It’s almost done.
The 2015 crops are in the bins … for the most part.
According to Saskatchewan’s Agriculture Ministry, 91 per cent of the provincial crop was now secured as of Oct. 12, and with another week of excellent harvest conditions to add to that timeline, it was pretty well certain that the harvest clean up work would be completed by the end of this week.
Warm and relatively dry weather allowed producers to get into the fields and complete the harvest operations.
Producers in the southwest were the furthest advanced heading into the third week in October, which was a traditional situation once again. By Oct. 12, the farmers in the southwest had 96 per cent of their crops combined and stored. Farmers in this region of the province were not far behind, at 95 per cent while nearly 90 per cent of the crops were harvested in the west-central and northwest regions. The east central sector was at 87 per cent by mid-month while the northeast producers had harvested about 83 per cent within that same time frame.
Ninety-five per cent of durum and 93 per cent of the barley crops were in the bins as was 91 per cent of the spring wheat crops and 89 per cent of the canola crops while 85 per cent of the soybean crops had been tucked away. Chickpeas, canary seed and flax crops trailed slightly behind as per expectations.
Topsoil moisture conditions across the province rated as 10 per cent surplus, 84 per cent adequate and five per cent short, heading into the post-harvest season.
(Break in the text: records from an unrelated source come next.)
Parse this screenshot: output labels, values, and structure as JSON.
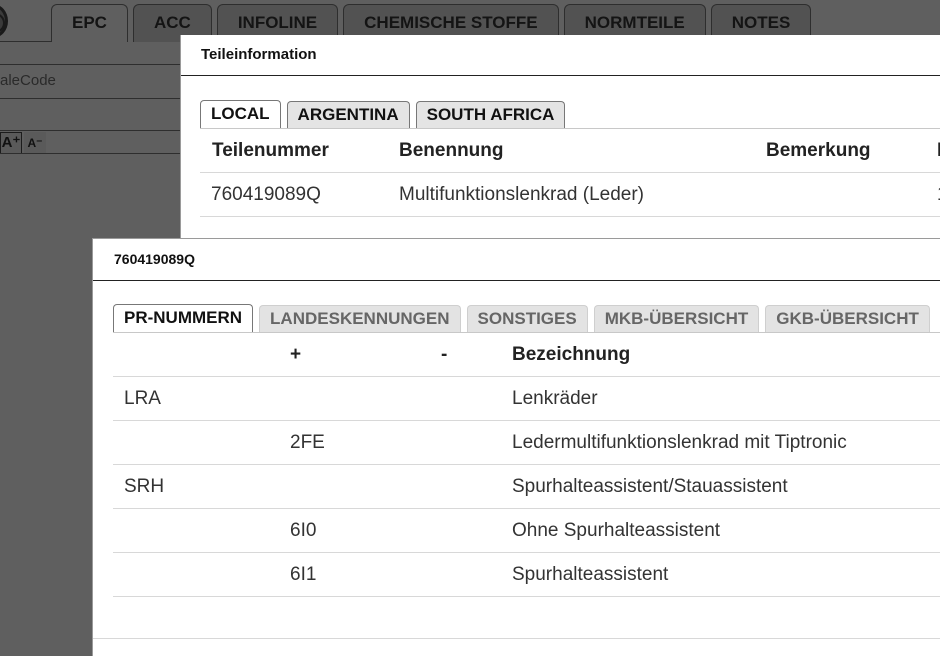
{
  "background": {
    "tabs": [
      "EPC",
      "ACC",
      "INFOLINE",
      "CHEMISCHE STOFFE",
      "NORMTEILE",
      "NOTES"
    ],
    "hint_text": "aleCode",
    "font_buttons": [
      "A⁺",
      "A⁻"
    ]
  },
  "teileinformation": {
    "title": "Teileinformation",
    "tabs": [
      "LOCAL",
      "ARGENTINA",
      "SOUTH AFRICA"
    ],
    "columns": [
      "Teilenummer",
      "Benennung",
      "Bemerkung",
      "I"
    ],
    "rows": [
      {
        "teilenummer": "760419089Q",
        "benennung": "Multifunktionslenkrad (Leder)",
        "bemerkung": "",
        "extra": "1"
      }
    ]
  },
  "part_detail": {
    "title": "760419089Q",
    "tabs": [
      "PR-NUMMERN",
      "LANDESKENNUNGEN",
      "SONSTIGES",
      "MKB-ÜBERSICHT",
      "GKB-ÜBERSICHT"
    ],
    "columns": [
      "",
      "+",
      "-",
      "Bezeichnung"
    ],
    "rows": [
      {
        "family": "LRA",
        "plus": "",
        "minus": "",
        "bezeichnung": "Lenkräder"
      },
      {
        "family": "",
        "plus": "2FE",
        "minus": "",
        "bezeichnung": "Ledermultifunktionslenkrad mit Tiptronic"
      },
      {
        "family": "SRH",
        "plus": "",
        "minus": "",
        "bezeichnung": "Spurhalteassistent/Stauassistent"
      },
      {
        "family": "",
        "plus": "6I0",
        "minus": "",
        "bezeichnung": "Ohne Spurhalteassistent"
      },
      {
        "family": "",
        "plus": "6I1",
        "minus": "",
        "bezeichnung": "Spurhalteassistent"
      }
    ]
  }
}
Hayland and pasture topsoil moisture conditions were rated as four per cent surplus and 83 per cent adequate and 11 per cent short going into the second half of October.
The strong winds that often topped 100 km/hr on Oct. 10 and 11, blew some swaths around and shelled out some standing crops.
Crop analysts across the province were rating this year’s efforts as average in terms of quality and volume compared with the five-year average.
Most livestock producers in the province indicated they now have adequate amounts of straw, greenfeed and feed grain to provide for their herds during the upcoming winter months.